• **REQUIREMENT**:
Pictures do not belong in the copy; retype the records below exactly.

• **Dataset rows describing interfaces**:
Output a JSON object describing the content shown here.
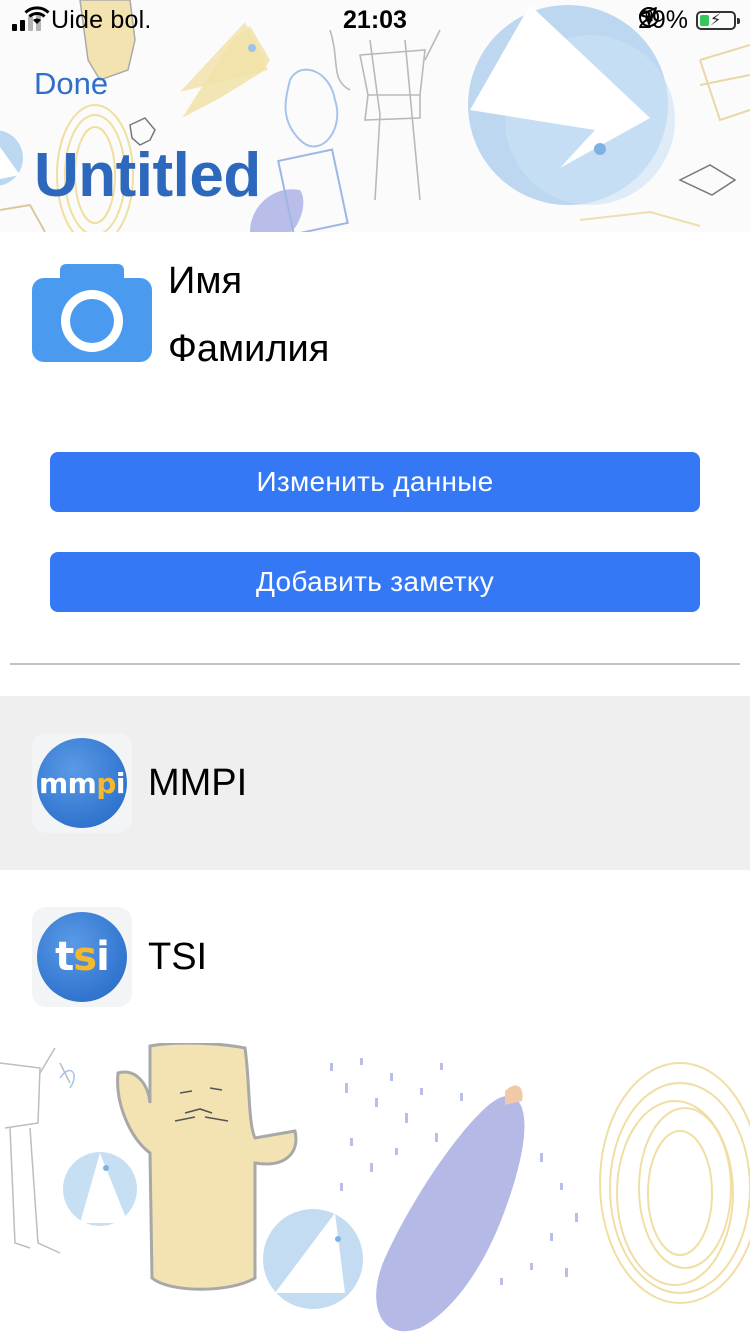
{
  "status_bar": {
    "carrier": "Uide bol.",
    "time": "21:03",
    "battery_percent": "29%",
    "signal_bars_active": 2,
    "signal_bars_total": 4,
    "battery_level": 0.29,
    "icons": [
      "signal-icon",
      "wifi-icon",
      "orientation-lock-icon",
      "location-icon",
      "battery-icon"
    ]
  },
  "nav": {
    "done_label": "Done",
    "title": "Untitled"
  },
  "profile": {
    "first_name": "Имя",
    "last_name": "Фамилия",
    "photo_icon": "camera-icon"
  },
  "actions": {
    "edit_label": "Изменить данные",
    "note_label": "Добавить заметку"
  },
  "tests": [
    {
      "name": "MMPI",
      "icon_text_main": "mm",
      "icon_text_accent": "p",
      "icon_text_end": "i",
      "selected": true
    },
    {
      "name": "TSI",
      "icon_text_main": "t",
      "icon_text_accent": "s",
      "icon_text_end": "i",
      "selected": false
    }
  ],
  "colors": {
    "accent": "#3478f6",
    "title": "#2e68bd",
    "selected_row": "#efefef",
    "icon_yellow": "#f4b92c"
  }
}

• **SOLUTION FOR THIS PROBLEM**:
Output a JSON object describing the content shown here.
{
  "status_bar": {
    "carrier": "Uide bol.",
    "time": "21:03",
    "battery_percent": "29%",
    "signal_bars_active": 2,
    "signal_bars_total": 4,
    "battery_level": 0.29,
    "icons": [
      "signal-icon",
      "wifi-icon",
      "orientation-lock-icon",
      "location-icon",
      "battery-icon"
    ]
  },
  "nav": {
    "done_label": "Done",
    "title": "Untitled"
  },
  "profile": {
    "first_name": "Имя",
    "last_name": "Фамилия",
    "photo_icon": "camera-icon"
  },
  "actions": {
    "edit_label": "Изменить данные",
    "note_label": "Добавить заметку"
  },
  "tests": [
    {
      "name": "MMPI",
      "icon_text_main": "mm",
      "icon_text_accent": "p",
      "icon_text_end": "i",
      "selected": true
    },
    {
      "name": "TSI",
      "icon_text_main": "t",
      "icon_text_accent": "s",
      "icon_text_end": "i",
      "selected": false
    }
  ],
  "colors": {
    "accent": "#3478f6",
    "title": "#2e68bd",
    "selected_row": "#efefef",
    "icon_yellow": "#f4b92c"
  }
}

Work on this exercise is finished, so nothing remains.